*Task requirements*. Pick out the lines below that include the string "icon".

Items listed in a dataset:

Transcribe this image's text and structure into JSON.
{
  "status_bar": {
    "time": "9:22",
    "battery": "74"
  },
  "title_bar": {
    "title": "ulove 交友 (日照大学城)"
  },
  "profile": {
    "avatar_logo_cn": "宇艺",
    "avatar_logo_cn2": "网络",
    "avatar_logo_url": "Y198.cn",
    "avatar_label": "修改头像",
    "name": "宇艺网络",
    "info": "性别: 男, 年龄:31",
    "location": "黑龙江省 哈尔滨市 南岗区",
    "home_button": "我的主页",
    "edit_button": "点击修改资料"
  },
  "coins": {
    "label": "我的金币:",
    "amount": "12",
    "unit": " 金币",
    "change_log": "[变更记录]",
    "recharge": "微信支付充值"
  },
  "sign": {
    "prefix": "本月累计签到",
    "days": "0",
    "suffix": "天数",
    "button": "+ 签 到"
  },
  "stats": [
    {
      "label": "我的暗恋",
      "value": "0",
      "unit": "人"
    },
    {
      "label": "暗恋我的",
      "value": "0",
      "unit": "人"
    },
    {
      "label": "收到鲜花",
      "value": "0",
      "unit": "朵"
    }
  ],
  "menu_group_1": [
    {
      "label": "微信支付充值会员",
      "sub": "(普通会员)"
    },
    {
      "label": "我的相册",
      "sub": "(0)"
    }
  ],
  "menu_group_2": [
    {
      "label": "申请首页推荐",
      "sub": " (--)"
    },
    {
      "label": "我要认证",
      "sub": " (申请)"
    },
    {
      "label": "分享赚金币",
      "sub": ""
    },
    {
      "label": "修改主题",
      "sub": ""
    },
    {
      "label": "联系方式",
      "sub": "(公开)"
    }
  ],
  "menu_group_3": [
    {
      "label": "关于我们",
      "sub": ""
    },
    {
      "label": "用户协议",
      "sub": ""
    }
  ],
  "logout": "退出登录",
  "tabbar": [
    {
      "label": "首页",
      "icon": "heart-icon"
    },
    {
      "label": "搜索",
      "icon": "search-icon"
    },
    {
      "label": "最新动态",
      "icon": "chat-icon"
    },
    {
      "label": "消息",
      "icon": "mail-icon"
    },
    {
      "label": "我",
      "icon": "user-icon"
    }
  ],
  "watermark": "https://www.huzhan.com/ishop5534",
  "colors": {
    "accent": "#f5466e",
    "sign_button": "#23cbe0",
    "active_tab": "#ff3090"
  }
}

*Response below*.
      "icon": "heart-icon"
      "icon": "search-icon"
      "icon": "chat-icon"
      "icon": "mail-icon"
      "icon": "user-icon"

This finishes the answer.